RECORDED DATA.
══════════════════════════════

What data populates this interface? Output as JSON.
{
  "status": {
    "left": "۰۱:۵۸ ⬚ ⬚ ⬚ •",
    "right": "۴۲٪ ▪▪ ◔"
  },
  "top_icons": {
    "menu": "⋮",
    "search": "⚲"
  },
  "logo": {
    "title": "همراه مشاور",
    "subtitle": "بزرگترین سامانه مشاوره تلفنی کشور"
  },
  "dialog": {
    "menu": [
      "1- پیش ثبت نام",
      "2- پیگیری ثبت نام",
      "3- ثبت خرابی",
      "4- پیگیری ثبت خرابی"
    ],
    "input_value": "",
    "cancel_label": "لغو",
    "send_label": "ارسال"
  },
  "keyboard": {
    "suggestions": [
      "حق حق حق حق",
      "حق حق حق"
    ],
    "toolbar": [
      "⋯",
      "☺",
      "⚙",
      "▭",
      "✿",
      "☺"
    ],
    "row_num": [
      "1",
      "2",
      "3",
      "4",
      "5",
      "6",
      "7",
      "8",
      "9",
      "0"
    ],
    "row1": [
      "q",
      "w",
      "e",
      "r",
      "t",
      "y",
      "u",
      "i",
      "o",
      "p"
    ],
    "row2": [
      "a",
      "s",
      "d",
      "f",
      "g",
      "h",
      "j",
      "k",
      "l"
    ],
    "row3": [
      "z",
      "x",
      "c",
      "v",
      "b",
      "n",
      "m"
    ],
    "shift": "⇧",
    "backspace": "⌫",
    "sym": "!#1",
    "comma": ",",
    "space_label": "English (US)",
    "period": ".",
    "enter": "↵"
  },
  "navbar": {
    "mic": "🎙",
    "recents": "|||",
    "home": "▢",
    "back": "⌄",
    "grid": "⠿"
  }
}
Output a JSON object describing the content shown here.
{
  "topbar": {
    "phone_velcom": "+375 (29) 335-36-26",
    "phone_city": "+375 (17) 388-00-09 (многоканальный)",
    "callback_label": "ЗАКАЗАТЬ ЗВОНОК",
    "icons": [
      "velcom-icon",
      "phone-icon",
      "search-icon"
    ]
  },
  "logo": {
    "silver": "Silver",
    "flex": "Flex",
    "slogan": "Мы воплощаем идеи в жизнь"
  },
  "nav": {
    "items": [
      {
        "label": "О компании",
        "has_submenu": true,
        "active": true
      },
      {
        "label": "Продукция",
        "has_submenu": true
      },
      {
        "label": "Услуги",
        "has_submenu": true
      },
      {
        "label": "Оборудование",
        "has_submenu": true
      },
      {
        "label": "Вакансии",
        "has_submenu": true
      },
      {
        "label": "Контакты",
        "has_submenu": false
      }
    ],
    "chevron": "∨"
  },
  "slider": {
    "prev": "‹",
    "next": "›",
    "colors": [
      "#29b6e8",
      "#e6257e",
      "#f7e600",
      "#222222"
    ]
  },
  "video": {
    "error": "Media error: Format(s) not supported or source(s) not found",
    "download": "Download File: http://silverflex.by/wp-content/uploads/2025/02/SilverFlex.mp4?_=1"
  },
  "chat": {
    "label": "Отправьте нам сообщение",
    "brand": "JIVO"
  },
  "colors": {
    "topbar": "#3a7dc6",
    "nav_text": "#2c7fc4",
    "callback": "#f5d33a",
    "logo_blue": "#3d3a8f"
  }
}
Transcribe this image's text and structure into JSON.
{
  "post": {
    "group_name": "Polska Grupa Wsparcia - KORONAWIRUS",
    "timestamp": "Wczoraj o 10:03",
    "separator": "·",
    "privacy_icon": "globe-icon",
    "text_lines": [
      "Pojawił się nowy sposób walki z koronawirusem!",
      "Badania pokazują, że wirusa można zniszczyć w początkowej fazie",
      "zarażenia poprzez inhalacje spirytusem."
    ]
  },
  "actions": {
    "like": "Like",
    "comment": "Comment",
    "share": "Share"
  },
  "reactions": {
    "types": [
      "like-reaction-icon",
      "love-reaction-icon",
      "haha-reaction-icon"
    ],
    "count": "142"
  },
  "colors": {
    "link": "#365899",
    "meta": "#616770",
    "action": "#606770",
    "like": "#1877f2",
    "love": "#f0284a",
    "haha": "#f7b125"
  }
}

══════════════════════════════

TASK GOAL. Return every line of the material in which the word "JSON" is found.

TASK RESPONSE.
What data populates this interface? Output as JSON.
Output a JSON object describing the content shown here.
Transcribe this image's text and structure into JSON.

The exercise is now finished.